A real Superman is not afraid to stand next to a Superwoman!
~ author unknown ~
Having used the ‘s’ word at least twice in yesterday’s post, and talking about biblical gender roles, I didn’t get as much backlash as I expected. Today, I’m swinging the other direction and tackling the topic of men encouraging women in areas of leadership that God has called us to.
Not all women are interested in leadership, though that doesn’t necessarily stop God from calling us and saying, “There’s something I need you to do. You are called and equipped–are you willing?”
When God called me into ministry, I was still in the Mennonite culture, wearing a white bonnet and other cultural attire. Understanding the culture, I was quite confident that I must be hearing wrong, and decided to adjust God’s call to fit the culture. I determined that I was called to go to church leadership and ask for permission to plan a seminar, offering sessions for abuse victims–specifically sexual abuse–and I would organize for wives of leaders to speak.
The bishop and his wife were compassionate and heard us, when Tim and I went to speak to them. But the end result was that it couldn’t happen. This meant seeking God, again, and trying to make sense of this radical calling, in a culture where it couldn’t happen.
After a few years, when I was finally confident that I had heard God right, I told Tim that I think the call to ministry is more personal than I was trying to make it. But that meant leaving the culture–not a small thing. There were other things playing into our decision, but mostly Tim and I stood in agreement that whatever ministry we were called to, God needed us to make that change, so we did.
For ten years we prayed, waited, battled, and prayed some more. Some days I had wrestling matches with God, other days I was at peace. Some days I wanted to throw the dream and the calling back at Him, some days I thought I did, but always I found myself ‘knowing’ it would be reality, in God’s time, God’s way.
And then it happened.

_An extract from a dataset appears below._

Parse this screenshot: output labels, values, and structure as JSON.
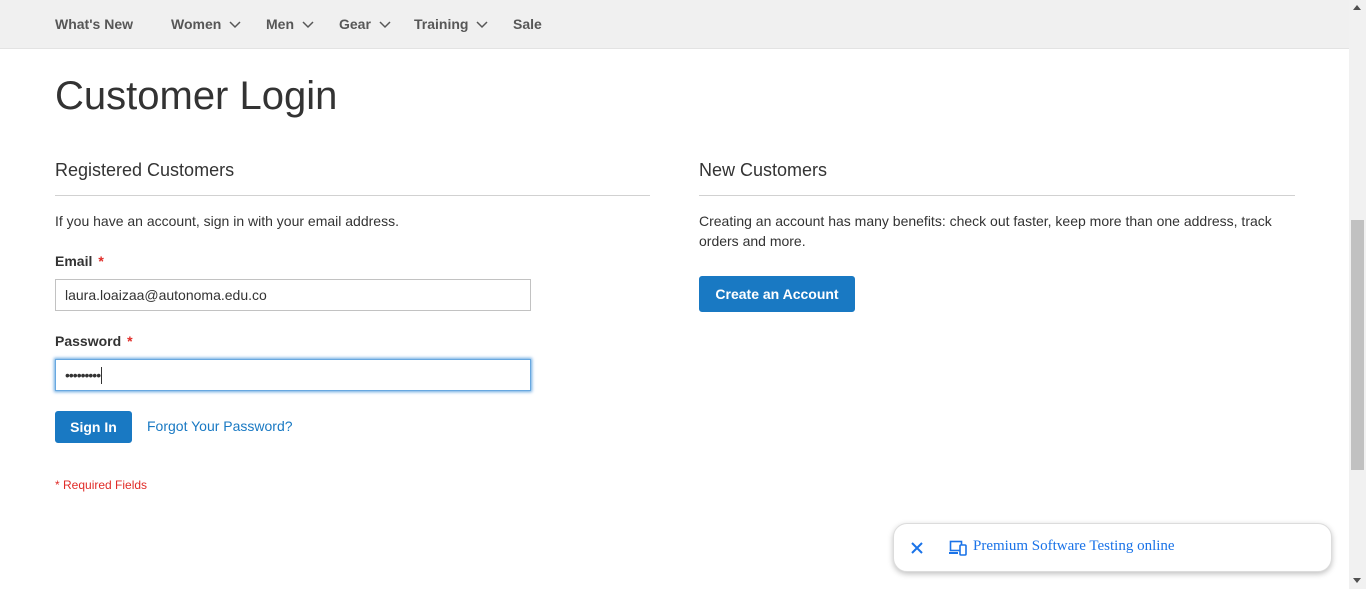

I started doing conferences and public speaking. As I did, God brought support people into my life. Women who prayed with me and for me. Women who encouraged, listened and had my back in so many ways! And it meant the world to me that I was not alone.

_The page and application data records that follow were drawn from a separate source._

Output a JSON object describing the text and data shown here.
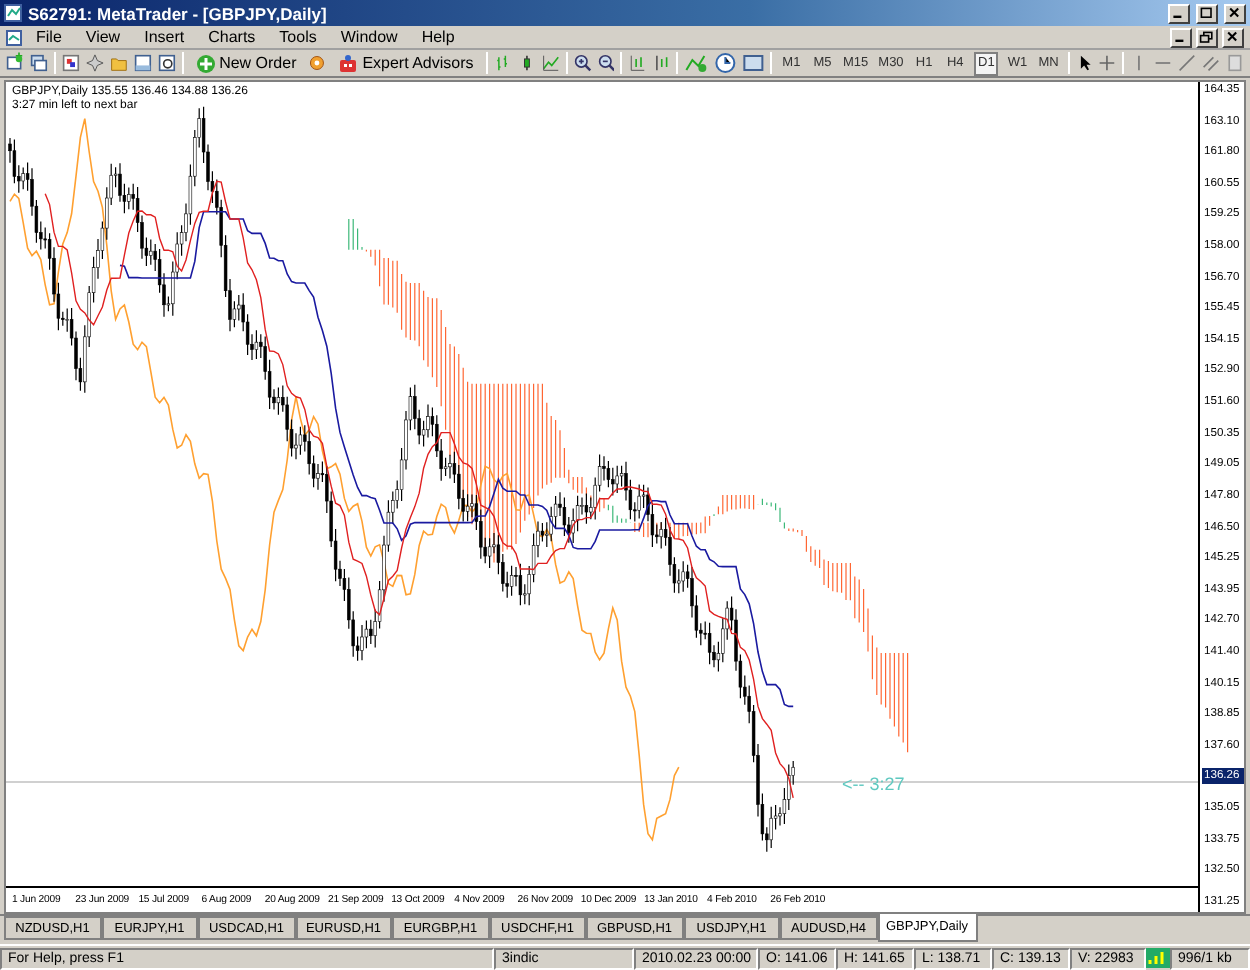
{
  "window": {
    "title": "S62791: MetaTrader - [GBPJPY,Daily]"
  },
  "menu": [
    "File",
    "View",
    "Insert",
    "Charts",
    "Tools",
    "Window",
    "Help"
  ],
  "toolbar": {
    "buttons": [
      "New Order",
      "Expert Advisors"
    ],
    "timeframes": [
      {
        "label": "M1",
        "selected": false
      },
      {
        "label": "M5",
        "selected": false
      },
      {
        "label": "M15",
        "selected": false
      },
      {
        "label": "M30",
        "selected": false
      },
      {
        "label": "H1",
        "selected": false
      },
      {
        "label": "H4",
        "selected": false
      },
      {
        "label": "D1",
        "selected": true
      },
      {
        "label": "W1",
        "selected": false
      },
      {
        "label": "MN",
        "selected": false
      }
    ]
  },
  "chart": {
    "info": "GBPJPY,Daily  135.55 136.46 134.88 136.26",
    "timer": "3:27 min left to next bar",
    "countdown": "<-- 3:27",
    "price_axis": [
      {
        "label": "164.35",
        "kind": "tick"
      },
      {
        "label": "163.10",
        "kind": "tick"
      },
      {
        "label": "161.80",
        "kind": "tick"
      },
      {
        "label": "160.55",
        "kind": "tick"
      },
      {
        "label": "159.25",
        "kind": "tick"
      },
      {
        "label": "158.00",
        "kind": "tick"
      },
      {
        "label": "156.70",
        "kind": "tick"
      },
      {
        "label": "155.45",
        "kind": "tick"
      },
      {
        "label": "154.15",
        "kind": "tick"
      },
      {
        "label": "152.90",
        "kind": "tick"
      },
      {
        "label": "151.60",
        "kind": "tick"
      },
      {
        "label": "150.35",
        "kind": "tick"
      },
      {
        "label": "149.05",
        "kind": "tick"
      },
      {
        "label": "147.80",
        "kind": "tick"
      },
      {
        "label": "146.50",
        "kind": "tick"
      },
      {
        "label": "145.25",
        "kind": "tick"
      },
      {
        "label": "143.95",
        "kind": "tick"
      },
      {
        "label": "142.70",
        "kind": "tick"
      },
      {
        "label": "141.40",
        "kind": "tick"
      },
      {
        "label": "140.15",
        "kind": "tick"
      },
      {
        "label": "138.85",
        "kind": "tick"
      },
      {
        "label": "137.60",
        "kind": "tick"
      },
      {
        "label": "136.26",
        "kind": "current"
      },
      {
        "label": "135.05",
        "kind": "tick"
      },
      {
        "label": "133.75",
        "kind": "tick"
      },
      {
        "label": "132.50",
        "kind": "tick"
      },
      {
        "label": "131.25",
        "kind": "tick"
      }
    ],
    "time_axis": [
      "1 Jun 2009",
      "23 Jun 2009",
      "15 Jul 2009",
      "6 Aug 2009",
      "20 Aug 2009",
      "21 Sep 2009",
      "13 Oct 2009",
      "4 Nov 2009",
      "26 Nov 2009",
      "10 Dec 2009",
      "13 Jan 2010",
      "4 Feb 2010",
      "26 Feb 2010"
    ]
  },
  "tabs": [
    {
      "label": "NZDUSD,H1",
      "selected": false
    },
    {
      "label": "EURJPY,H1",
      "selected": false
    },
    {
      "label": "USDCAD,H1",
      "selected": false
    },
    {
      "label": "EURUSD,H1",
      "selected": false
    },
    {
      "label": "EURGBP,H1",
      "selected": false
    },
    {
      "label": "USDCHF,H1",
      "selected": false
    },
    {
      "label": "GBPUSD,H1",
      "selected": false
    },
    {
      "label": "USDJPY,H1",
      "selected": false
    },
    {
      "label": "AUDUSD,H4",
      "selected": false
    },
    {
      "label": "GBPJPY,Daily",
      "selected": true
    }
  ],
  "status_bar": {
    "help": "For Help, press F1",
    "profile": "3indic",
    "time": "2010.02.23 00:00",
    "open": "O: 141.06",
    "high": "H: 141.65",
    "low": "L: 138.71",
    "close": "C: 139.13",
    "volume": "V: 22983",
    "traffic": "996/1 kb"
  }
}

However, it was the role men played that empowered me more than I could have imagined. Tim was the first to empower me, but that is such a cool story that I will blog about it another time.
I stood at the back of the church, a few feet away from several pastors and leaders. It was Thursday night pre-conference prayer time, for a Faith Girls Unleashed (FGU) event. I knew I needed to get the meeting started, still, as I watched the men interact, a niggling fear ate at my gut. The whole ‘leadership thing’ intimidated me slightly, especially when it required directing gentlemen, let alone pastors.
Years had passed since the days when I was emotionally traumatized by spiritually abusive leaders, in that little room, watching them write my sins in their little black book. Twenty years, at least. But the subconscious remembers for a long time. How could I lead? I wasn’t a leader. But, there was a task at hand, and it was my responsibility.
I took a deep breath, walked over, and said, “Excuse me, gentlemen, it’s time to get this meeting started.”
Politely, they stopped talking and turned toward me. I felt suddenly vulnerable and instinctively giggled, as I do when I am nervous, and added, “It is still a bit daunting to tell a group of men, let alone pastors, what to do.”
One pastor looked me in the eye and spoke with affirmation, “Trudy, God has called you to lead in this area. We are here under your leadership.” With a chuckle he added that pastors don’t really know what to do with the whole topic of sexual abuse and are happy to default leadership to me. “You are the one who can speak into this, we don’t know how.”
That scenario was the fourth time a pastor had affirmed my calling that way, and assured me that, within the context of our ministry, they were placed under my authority and my leadership. It was a humbling thought, and yet empowering as I realized that God was affirming my calling.
….to be Continued….
© Trudy Metzger 2012
Go to first post in this series: http://trudymetzger.com/2012/05/22/spiritual-abuse-introduction/